Work request: Lines that contain "data" are to be copied from the material, every one of them.

──────── Records supplied

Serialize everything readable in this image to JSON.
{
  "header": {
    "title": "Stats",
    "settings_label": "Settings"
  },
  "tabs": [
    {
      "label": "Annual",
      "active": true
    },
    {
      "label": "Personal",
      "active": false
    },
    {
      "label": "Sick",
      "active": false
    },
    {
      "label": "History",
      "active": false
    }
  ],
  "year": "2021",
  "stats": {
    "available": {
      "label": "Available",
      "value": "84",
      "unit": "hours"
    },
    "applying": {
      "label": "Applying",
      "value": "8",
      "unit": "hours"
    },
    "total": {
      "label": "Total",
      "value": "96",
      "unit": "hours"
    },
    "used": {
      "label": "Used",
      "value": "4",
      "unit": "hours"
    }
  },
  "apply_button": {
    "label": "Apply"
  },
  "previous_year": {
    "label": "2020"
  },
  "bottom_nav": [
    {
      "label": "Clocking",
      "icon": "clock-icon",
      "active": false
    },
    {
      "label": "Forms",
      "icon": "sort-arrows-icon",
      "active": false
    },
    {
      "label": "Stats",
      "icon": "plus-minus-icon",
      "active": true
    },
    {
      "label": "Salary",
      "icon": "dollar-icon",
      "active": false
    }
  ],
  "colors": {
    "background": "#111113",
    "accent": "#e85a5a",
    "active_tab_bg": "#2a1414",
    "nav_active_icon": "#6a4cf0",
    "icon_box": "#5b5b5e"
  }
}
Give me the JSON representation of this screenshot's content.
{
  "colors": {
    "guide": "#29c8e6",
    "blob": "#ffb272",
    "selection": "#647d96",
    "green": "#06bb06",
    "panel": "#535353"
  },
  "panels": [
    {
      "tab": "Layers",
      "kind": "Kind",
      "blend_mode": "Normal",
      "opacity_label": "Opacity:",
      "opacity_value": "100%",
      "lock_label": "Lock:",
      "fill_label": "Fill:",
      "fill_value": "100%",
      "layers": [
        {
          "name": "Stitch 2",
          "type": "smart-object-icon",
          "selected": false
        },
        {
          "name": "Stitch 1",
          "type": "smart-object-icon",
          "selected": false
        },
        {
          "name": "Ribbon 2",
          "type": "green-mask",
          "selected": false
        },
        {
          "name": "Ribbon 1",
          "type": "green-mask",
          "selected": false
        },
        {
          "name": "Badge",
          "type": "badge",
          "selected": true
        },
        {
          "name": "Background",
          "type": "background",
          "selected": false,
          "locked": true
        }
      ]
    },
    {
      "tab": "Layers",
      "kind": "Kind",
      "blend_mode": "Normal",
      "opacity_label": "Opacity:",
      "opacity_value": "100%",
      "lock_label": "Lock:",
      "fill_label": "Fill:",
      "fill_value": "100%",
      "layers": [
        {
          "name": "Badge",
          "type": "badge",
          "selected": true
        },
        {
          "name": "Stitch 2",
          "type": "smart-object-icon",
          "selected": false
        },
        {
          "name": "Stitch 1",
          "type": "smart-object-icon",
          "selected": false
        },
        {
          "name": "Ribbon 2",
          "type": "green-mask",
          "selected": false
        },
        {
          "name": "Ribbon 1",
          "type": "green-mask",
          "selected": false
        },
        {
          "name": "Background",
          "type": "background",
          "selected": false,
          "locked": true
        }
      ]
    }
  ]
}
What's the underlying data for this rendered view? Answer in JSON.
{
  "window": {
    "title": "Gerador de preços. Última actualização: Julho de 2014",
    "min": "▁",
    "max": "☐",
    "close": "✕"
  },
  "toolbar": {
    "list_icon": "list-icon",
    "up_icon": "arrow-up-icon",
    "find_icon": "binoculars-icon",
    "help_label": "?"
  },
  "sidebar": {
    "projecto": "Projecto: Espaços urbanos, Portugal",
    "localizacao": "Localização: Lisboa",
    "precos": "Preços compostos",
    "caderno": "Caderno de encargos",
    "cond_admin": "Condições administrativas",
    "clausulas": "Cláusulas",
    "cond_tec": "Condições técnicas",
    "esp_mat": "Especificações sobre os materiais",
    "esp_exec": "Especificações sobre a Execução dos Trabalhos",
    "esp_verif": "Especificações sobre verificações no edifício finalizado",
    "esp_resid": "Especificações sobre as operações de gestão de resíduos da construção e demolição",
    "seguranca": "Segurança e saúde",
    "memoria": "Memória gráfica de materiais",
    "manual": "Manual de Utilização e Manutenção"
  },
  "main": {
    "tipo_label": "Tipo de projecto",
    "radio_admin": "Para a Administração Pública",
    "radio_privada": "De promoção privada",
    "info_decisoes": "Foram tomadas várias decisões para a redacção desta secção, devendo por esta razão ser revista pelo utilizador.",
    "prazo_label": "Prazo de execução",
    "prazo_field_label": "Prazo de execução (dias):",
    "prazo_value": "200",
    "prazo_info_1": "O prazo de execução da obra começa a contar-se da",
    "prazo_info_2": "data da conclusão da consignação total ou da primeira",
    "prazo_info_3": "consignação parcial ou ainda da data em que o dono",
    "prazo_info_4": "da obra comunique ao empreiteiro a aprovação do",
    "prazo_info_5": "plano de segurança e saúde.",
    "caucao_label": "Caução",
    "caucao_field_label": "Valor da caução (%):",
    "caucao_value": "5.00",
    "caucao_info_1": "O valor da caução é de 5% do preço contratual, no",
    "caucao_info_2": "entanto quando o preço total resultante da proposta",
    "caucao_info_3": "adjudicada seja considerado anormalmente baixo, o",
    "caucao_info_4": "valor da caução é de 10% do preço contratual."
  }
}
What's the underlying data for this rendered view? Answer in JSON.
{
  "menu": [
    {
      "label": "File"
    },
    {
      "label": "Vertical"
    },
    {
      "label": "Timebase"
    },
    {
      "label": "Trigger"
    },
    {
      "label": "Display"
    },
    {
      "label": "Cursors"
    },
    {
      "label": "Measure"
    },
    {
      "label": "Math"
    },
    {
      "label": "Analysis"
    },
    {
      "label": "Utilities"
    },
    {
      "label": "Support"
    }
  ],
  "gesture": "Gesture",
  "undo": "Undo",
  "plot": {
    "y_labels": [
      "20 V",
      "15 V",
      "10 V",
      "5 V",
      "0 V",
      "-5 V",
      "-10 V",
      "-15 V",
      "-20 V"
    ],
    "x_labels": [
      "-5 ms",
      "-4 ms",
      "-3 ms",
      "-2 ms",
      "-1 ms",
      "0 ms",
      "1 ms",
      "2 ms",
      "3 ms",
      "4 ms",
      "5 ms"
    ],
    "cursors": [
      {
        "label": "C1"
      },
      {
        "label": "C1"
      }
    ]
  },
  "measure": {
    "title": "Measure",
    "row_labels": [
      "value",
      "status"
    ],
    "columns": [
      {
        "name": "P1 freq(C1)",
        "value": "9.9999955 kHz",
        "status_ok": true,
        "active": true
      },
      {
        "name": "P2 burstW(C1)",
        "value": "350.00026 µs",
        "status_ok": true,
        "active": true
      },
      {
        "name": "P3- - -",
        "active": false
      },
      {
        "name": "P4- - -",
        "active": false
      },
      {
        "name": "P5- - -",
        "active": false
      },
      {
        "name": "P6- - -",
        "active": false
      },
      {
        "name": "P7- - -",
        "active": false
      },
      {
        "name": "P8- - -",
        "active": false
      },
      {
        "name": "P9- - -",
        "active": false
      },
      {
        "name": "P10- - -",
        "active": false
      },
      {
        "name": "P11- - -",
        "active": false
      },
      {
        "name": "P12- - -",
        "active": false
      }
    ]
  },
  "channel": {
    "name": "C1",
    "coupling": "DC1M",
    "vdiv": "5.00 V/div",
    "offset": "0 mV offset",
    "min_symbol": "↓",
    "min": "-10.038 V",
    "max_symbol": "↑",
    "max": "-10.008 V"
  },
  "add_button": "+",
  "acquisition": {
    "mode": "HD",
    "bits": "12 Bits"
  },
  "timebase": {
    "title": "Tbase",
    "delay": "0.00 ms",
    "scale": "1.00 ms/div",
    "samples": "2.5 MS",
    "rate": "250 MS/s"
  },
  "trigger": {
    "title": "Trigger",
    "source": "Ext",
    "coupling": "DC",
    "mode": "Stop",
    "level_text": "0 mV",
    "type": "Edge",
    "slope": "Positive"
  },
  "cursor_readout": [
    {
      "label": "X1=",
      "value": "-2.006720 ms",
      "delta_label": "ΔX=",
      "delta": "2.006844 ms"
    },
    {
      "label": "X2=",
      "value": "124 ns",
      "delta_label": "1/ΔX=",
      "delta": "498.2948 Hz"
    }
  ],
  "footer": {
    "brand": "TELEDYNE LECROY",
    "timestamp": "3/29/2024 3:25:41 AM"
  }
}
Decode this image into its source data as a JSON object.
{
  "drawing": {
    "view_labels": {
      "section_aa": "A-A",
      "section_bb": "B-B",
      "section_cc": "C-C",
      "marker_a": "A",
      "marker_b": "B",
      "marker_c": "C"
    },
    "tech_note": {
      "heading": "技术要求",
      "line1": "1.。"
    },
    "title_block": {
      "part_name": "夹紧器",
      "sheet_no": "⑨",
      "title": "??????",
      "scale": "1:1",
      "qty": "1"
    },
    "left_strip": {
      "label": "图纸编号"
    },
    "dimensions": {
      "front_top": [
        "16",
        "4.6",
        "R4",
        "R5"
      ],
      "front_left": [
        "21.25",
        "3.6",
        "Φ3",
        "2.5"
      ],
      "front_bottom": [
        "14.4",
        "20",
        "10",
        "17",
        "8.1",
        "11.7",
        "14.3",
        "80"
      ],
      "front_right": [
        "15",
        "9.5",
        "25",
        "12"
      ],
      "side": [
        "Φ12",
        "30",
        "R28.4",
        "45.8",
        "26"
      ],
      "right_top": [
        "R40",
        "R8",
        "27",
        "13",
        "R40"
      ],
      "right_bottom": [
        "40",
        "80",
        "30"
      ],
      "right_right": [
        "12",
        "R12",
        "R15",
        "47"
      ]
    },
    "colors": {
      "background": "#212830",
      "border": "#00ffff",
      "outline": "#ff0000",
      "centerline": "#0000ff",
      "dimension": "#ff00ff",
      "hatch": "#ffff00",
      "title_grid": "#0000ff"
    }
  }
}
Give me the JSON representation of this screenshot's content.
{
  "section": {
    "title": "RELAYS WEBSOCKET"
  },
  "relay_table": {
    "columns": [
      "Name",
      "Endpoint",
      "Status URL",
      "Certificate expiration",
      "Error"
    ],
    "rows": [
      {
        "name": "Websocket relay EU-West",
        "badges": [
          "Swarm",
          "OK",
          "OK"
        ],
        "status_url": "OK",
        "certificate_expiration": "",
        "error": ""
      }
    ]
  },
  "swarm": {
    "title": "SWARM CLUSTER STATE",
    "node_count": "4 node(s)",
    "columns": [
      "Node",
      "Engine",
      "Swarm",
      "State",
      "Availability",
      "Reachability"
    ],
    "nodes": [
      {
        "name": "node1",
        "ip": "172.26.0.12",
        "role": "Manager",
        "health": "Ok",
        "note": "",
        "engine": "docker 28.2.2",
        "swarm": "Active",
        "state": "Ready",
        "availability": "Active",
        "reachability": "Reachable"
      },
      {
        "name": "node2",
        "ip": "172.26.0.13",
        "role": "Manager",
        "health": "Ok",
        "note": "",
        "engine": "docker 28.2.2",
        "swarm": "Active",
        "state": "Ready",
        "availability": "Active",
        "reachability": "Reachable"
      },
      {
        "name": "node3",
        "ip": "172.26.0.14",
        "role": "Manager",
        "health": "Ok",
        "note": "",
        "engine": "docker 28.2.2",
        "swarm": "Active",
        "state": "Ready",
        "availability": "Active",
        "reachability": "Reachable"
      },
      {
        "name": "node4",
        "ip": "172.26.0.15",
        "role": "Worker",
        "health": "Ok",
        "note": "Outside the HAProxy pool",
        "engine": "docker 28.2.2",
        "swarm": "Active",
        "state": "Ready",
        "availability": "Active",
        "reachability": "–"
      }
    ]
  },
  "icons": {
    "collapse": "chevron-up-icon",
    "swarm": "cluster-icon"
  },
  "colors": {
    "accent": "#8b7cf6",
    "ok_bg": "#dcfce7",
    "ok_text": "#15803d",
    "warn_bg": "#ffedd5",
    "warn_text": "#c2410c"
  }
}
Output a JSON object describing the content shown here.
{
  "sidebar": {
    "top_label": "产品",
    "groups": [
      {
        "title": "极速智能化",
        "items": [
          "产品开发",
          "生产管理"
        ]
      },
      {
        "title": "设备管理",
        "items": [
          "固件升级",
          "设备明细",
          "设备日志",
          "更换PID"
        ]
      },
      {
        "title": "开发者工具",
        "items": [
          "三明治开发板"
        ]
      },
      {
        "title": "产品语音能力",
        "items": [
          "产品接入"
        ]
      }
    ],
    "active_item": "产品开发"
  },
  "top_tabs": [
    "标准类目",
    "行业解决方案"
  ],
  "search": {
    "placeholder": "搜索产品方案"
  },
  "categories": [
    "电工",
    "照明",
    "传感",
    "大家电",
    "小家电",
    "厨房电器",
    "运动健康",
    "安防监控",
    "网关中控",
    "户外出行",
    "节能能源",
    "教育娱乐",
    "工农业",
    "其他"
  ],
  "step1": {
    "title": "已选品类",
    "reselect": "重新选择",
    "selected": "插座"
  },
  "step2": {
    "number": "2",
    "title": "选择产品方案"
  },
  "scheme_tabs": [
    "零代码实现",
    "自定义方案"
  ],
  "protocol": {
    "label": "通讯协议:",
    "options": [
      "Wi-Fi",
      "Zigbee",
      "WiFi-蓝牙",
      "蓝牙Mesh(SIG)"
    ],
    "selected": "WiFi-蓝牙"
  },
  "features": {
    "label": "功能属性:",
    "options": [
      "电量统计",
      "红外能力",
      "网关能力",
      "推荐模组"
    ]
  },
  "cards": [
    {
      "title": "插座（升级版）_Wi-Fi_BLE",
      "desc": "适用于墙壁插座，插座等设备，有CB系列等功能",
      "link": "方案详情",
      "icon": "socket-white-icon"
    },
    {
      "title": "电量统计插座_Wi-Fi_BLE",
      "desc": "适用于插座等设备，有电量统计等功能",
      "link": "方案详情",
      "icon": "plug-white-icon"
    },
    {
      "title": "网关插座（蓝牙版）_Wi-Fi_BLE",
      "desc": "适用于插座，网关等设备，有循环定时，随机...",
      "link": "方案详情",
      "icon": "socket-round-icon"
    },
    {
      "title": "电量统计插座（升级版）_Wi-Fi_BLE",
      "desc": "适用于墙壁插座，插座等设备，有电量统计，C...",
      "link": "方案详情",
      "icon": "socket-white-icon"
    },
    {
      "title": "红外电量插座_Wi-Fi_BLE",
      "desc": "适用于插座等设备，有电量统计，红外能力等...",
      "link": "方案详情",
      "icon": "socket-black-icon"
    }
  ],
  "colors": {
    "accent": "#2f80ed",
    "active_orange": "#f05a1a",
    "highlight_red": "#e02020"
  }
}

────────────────

Solved problem:
What's the underlying data for this rendered view? Answer in JSON.
    "prazo_info_2": "data da conclusão da consignação total ou da primeira",
    "prazo_info_3": "consignação parcial ou ainda da data em que o dono",
What's the underlying data for this rendered view? Answer in JSON.
Decode this image into its source data as a JSON object.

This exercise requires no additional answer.